Separation Of Families At The Border

On September 4th, Catholics and supporting faith filled persons participated in a march from St. Mary's Abbey in Newark to the Federal Building to give voice to their beliefs in the inhumane treatment being given especially to children in the policies of our government on family separation. Several hundred men and women, including a great number of Sisters mobilized by their Leadership Conference (LCWR) participated. Several dozen persons witnessed their beliefs by participating in a planned civil disobedience act. Speakers, including Archbishop Tobin of Newark Diocese delivered passionate expressions of their commitment to advancing justice especially regarding the crisis at the border and the inability of our laws to give just and merciful attention to the "cries of the poor" .

US Bishops Speak: June 2019

More than 300 Catholic bishops from across the U.S. gathered Wednesday for their Spring Assembly in Fort Lauderdale, where they made a strong political statement against several immigration policies of the Trump administration, CBS Miami reports.
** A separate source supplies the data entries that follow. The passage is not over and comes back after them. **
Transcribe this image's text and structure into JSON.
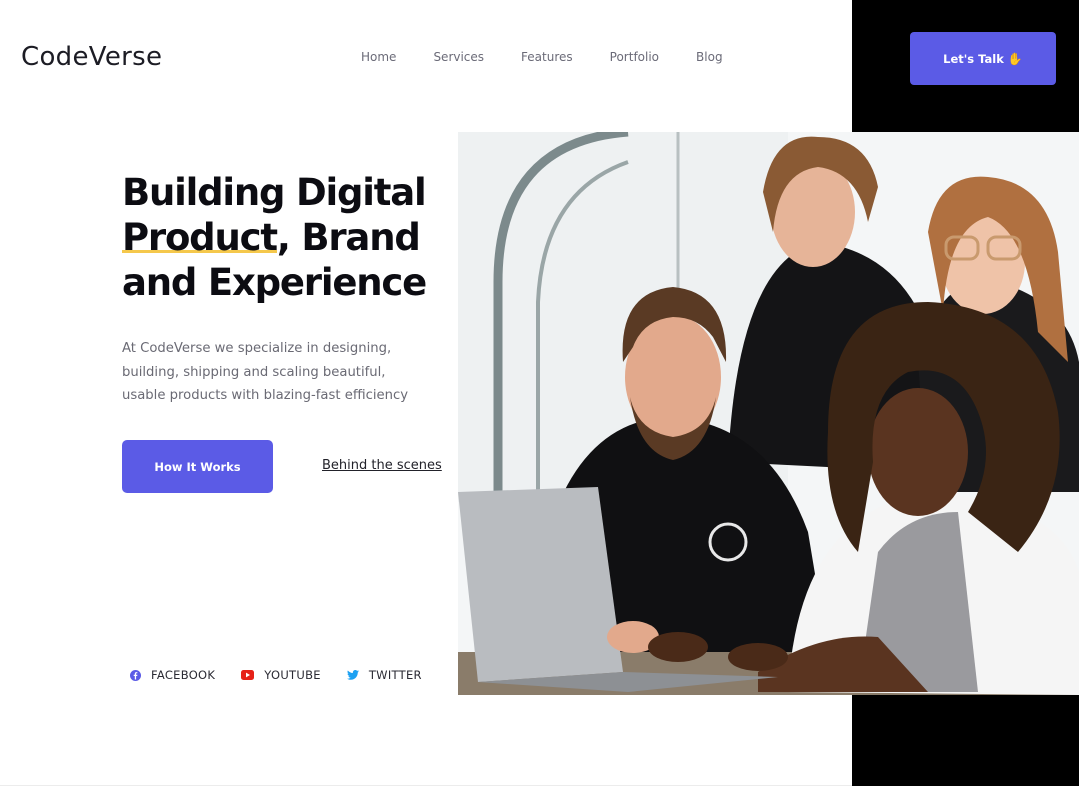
{
  "brand": {
    "name": "CodeVerse"
  },
  "nav": {
    "items": [
      "Home",
      "Services",
      "Features",
      "Portfolio",
      "Blog"
    ]
  },
  "cta": {
    "label": "Let's Talk",
    "icon": "waving-hand-icon"
  },
  "hero": {
    "title_line1": "Building Digital",
    "title_line2_underlined": "Product",
    "title_line2_rest": ", Brand",
    "title_line3": "and Experience",
    "description": "At CodeVerse we specialize in designing, building, shipping and scaling beautiful, usable products with blazing-fast efficiency",
    "primary_button": "How It Works",
    "secondary_link": "Behind the scenes"
  },
  "socials": [
    {
      "label": "FACEBOOK",
      "icon": "facebook-icon",
      "color": "#5b5be6"
    },
    {
      "label": "YOUTUBE",
      "icon": "youtube-icon",
      "color": "#e62117"
    },
    {
      "label": "TWITTER",
      "icon": "twitter-icon",
      "color": "#1da1f2"
    }
  ],
  "photo": {
    "icon": "team-photo",
    "subject": "four people working around a laptop"
  },
  "colors": {
    "accent": "#5b5be6",
    "underline": "#f5c84c",
    "dark": "#000000"
  }
}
A statement, read by Msgr. J. Brian Bransfield on behalf of Cardinal Daniel DiNardo, said the bishops take issue with Attorney General Jeff Sessions' decision to limit asylum seekers who are fleeing domestic abuse or gang violence from trying to stay in the U.S.

"These vulnerable women will now face return to the extreme dangers of domestic violence in their home country. This decision negates decades of precedence that have provided protection to women fleeing domestic violence," Blandsfield read.

The bishops also said the Trump administration's policy of separating parents from their children at the U.S.-Mexico border needs to stop.

From NPR news

Since early May, 2,342 children have been separated from their parents after crossing the Southern U.S. border, according to the Department of Homeland Security, as part of a new immigration strategy by the Trump administration that has prompted widespread outcry.

President Trump signed an executive order reversing his policy of separating families - and replacing it with a policy of detaining entire families together, including children, but ignoring legal time limits on the detention of minors.

Did the Trump administration have a policy of separating families at the border?


In April, U.S. Attorney General Jeff Sessions ordered prosecutors along the border to "adopt immediately a zero-tolerance policy" for illegal border crossings. That included prosecuting parents traveling with their children as well as people who subsequently attempted to request asylum.

White House officials have repeatedly acknowledged that under that policy, they separate all families who cross the border. Sessions has described it as deterrence